Two years ago the National played a great show to an appreciative audience at King Tut’s. At the time they were a pretty popular cult band. The intervening period has seen the release of a fourth album and a gradual widening of their audience. They don’t get magazine covers, they don’t get lauded as flavour of the month, and yet here they were at the ABC in front of a crowd I could only describe as totally besotted. It’s all pretty strange, and the band seemed as bemused as anyone. When he wasn’t singing, Matt Berninger spent most of the time nervously pacing up and down, playing with his hair and grinning like a shy small boy who’s not used to the attention, but beginning to like it.
They may be embarrassed by the adulation, but tonight they earned it. It was quite simply the best rock show I’ve seen in years. On record the Boxer material is slightly low key, but live it was transformed into something intense and gripping. Aaron Dessner may look like Ben Stiller’s younger brother, but he is one of the most exciting guitarists of his generation. His brother Bryce offers steely support, and the Devendorf brothers – Scott and Bryan – provide a locked tight rhythm section.
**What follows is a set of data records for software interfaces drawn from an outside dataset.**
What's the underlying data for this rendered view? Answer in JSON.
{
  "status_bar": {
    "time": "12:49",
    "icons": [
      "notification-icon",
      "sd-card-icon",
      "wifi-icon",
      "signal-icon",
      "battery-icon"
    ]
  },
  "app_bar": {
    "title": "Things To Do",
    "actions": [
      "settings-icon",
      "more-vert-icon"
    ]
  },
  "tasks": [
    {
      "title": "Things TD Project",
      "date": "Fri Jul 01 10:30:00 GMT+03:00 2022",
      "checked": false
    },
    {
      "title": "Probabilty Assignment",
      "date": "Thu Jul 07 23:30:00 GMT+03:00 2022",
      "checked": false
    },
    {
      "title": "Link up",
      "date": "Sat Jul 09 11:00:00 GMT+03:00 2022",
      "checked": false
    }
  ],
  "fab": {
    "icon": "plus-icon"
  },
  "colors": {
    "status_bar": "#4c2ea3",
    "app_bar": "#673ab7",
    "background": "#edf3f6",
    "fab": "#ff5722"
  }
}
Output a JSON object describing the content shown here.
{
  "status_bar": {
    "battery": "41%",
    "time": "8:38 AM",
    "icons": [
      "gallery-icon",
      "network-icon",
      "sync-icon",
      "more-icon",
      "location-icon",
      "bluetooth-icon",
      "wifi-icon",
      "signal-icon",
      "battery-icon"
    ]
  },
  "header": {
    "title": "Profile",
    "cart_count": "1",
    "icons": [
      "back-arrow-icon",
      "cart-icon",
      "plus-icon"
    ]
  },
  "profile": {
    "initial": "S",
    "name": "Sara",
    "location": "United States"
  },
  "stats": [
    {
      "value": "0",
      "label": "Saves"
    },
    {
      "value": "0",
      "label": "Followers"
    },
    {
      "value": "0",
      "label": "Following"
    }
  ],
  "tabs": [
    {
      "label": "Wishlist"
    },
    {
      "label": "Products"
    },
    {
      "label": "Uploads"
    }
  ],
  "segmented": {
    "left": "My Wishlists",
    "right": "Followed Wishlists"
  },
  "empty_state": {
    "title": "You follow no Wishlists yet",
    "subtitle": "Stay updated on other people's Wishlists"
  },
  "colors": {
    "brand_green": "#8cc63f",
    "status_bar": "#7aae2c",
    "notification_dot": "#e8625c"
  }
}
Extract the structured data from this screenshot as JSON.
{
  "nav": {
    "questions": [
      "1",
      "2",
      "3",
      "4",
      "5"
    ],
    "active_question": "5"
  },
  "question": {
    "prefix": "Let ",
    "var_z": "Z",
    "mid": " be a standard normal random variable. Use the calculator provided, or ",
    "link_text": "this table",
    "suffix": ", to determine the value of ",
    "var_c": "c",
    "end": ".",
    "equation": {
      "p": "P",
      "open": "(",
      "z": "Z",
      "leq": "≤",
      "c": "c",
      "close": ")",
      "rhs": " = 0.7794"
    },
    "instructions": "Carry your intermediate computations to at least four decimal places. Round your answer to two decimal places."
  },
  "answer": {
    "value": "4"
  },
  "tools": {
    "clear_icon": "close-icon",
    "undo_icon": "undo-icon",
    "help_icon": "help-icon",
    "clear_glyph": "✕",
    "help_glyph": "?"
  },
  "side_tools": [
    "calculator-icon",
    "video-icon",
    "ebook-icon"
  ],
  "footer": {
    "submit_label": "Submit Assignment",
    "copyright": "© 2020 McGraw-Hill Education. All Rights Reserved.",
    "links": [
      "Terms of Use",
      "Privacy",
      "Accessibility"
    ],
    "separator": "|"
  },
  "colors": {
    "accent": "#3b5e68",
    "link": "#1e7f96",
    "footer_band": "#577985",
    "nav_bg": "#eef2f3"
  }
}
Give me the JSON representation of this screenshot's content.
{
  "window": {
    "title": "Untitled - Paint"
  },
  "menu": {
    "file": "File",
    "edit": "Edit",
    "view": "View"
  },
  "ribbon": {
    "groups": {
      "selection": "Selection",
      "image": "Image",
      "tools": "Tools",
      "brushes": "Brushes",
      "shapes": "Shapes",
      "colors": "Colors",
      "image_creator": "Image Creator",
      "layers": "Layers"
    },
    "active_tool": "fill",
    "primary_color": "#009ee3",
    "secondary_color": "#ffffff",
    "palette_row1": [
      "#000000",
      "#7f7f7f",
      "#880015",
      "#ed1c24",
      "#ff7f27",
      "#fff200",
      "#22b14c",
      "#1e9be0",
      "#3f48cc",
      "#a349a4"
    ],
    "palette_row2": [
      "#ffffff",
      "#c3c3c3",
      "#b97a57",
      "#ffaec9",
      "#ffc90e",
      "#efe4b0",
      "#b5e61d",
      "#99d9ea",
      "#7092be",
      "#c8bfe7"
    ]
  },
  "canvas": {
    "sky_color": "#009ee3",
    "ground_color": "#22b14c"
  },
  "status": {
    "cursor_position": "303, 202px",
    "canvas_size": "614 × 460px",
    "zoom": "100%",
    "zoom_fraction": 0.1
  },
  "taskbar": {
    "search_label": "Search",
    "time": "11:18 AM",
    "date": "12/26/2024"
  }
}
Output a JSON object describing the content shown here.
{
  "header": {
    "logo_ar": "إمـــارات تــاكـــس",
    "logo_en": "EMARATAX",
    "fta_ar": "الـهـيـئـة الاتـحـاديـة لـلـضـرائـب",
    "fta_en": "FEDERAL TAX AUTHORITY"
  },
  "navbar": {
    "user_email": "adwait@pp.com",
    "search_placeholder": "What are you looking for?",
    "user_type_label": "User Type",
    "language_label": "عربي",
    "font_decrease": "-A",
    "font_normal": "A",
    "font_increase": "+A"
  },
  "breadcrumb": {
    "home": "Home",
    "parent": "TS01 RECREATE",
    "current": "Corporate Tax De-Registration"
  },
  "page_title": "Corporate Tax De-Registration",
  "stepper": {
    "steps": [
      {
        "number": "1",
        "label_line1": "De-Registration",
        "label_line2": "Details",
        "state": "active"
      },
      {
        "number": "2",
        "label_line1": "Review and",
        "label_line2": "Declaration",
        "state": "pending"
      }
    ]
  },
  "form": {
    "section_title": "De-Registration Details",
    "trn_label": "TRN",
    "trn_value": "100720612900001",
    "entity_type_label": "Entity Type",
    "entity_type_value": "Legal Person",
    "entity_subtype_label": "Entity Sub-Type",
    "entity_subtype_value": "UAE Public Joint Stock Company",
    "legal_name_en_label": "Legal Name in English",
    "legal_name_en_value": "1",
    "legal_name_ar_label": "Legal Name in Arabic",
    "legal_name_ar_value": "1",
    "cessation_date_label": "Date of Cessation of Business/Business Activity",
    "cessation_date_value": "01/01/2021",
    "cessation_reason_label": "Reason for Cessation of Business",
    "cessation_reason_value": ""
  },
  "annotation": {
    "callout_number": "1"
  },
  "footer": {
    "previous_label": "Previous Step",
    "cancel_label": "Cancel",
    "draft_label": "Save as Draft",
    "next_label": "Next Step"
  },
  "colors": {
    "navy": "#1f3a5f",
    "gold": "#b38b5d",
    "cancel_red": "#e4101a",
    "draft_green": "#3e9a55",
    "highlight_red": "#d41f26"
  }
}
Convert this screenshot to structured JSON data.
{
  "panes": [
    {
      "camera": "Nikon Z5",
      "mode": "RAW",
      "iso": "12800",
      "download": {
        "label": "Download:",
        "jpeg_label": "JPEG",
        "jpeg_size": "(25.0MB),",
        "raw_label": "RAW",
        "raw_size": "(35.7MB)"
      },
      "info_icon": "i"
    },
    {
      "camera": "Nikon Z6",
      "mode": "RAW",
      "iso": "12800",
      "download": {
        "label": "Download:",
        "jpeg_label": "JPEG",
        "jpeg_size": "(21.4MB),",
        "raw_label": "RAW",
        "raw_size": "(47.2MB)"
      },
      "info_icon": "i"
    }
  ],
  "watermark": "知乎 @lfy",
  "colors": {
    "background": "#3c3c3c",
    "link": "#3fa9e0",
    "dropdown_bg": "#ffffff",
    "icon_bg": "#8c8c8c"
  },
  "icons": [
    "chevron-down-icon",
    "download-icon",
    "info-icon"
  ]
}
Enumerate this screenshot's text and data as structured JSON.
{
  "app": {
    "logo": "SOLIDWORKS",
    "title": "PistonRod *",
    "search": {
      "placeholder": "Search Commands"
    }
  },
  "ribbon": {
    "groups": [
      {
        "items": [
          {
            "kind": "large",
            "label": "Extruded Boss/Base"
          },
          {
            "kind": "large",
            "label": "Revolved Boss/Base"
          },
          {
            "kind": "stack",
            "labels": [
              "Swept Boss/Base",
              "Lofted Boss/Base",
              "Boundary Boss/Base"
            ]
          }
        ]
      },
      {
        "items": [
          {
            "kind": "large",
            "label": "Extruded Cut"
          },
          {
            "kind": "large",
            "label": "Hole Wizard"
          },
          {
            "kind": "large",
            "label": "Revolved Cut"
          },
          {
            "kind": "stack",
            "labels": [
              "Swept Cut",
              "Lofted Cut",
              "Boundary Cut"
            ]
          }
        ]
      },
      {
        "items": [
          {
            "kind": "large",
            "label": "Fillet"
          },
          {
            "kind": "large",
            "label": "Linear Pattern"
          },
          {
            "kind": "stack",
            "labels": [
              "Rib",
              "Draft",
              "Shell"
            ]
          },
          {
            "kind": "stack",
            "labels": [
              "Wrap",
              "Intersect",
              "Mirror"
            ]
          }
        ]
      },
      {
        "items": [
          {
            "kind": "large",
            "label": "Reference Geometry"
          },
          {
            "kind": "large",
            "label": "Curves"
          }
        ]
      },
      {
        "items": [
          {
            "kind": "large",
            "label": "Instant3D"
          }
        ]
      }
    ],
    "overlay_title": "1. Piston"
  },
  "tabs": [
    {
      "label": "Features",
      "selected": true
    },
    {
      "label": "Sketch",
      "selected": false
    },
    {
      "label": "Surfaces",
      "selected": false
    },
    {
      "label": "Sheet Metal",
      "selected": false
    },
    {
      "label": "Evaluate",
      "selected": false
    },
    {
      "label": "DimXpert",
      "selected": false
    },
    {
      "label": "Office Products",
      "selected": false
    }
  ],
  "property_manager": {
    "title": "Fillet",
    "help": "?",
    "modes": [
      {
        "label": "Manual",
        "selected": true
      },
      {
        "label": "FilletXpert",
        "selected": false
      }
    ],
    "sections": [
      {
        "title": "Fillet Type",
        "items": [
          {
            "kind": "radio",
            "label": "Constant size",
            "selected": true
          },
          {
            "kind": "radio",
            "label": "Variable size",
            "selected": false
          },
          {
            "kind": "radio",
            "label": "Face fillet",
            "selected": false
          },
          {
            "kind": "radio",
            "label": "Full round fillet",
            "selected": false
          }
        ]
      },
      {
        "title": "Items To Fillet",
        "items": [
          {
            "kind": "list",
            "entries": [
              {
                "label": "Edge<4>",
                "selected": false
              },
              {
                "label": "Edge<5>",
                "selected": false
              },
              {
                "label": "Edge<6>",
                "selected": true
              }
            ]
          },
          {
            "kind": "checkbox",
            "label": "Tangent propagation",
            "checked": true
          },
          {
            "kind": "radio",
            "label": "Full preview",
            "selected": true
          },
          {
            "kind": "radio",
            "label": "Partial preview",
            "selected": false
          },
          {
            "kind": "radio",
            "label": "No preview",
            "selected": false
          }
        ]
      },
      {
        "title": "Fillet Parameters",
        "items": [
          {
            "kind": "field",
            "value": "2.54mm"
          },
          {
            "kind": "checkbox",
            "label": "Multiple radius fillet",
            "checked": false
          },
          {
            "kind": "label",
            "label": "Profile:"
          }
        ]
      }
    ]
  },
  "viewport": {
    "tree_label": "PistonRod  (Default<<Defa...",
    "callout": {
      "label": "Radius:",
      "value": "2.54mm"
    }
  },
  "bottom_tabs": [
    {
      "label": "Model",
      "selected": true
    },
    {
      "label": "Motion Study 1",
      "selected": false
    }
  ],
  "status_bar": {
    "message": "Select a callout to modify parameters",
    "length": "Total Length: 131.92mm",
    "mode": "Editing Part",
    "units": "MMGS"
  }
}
Unofficial sixth member Padma Newsome (who plays in Clogs with Aaron Dessner) isn’t afraid to hog the limelight with some breathtaking violin. The group come across as a bunch who are simply thrilled to be able to play their songs for people. There is no artifice or attitude – this is music made for all the right reasons.
The National’s biggest strength, though, is their songs. They played for over an hour and not one felt misplaced. All were in the set on merit. It was one of those rare shows where the quality never flagged. I could reel off a dozen highlights – “Murder Me Rachael”, “Abel”, Ada”, “Fake Empire”, “Start A War” etc etc. I guess the best had to be “Mr November”. If they could bottle it as Dr Berninger’s Liquid Catharsis they would be billionaires. Everybody in the place was bellowing the words like some collective primal scream therapy. I admit to being increasingly curmudgeonly about crowds these days. Tonight’s was a real mix of ages and types, but they all seemed to be there to listen, to sing, to dance – there was a real carnival atmosphere which just added to the evening’s magic.
Support act St Vincent (aka Annie Clark) was a new name to me. Armed with just a guitar, a synth-drum, a sampler and a battery of effects pedals she made an impressive racket. At times sounding like Mary Margaret O’Hara, and at others the Spaceman 3 (I kid you not), she was wildly eclectic but also very inventive – happy to push her songs out into all sorts of new shapes. I liked her a lot.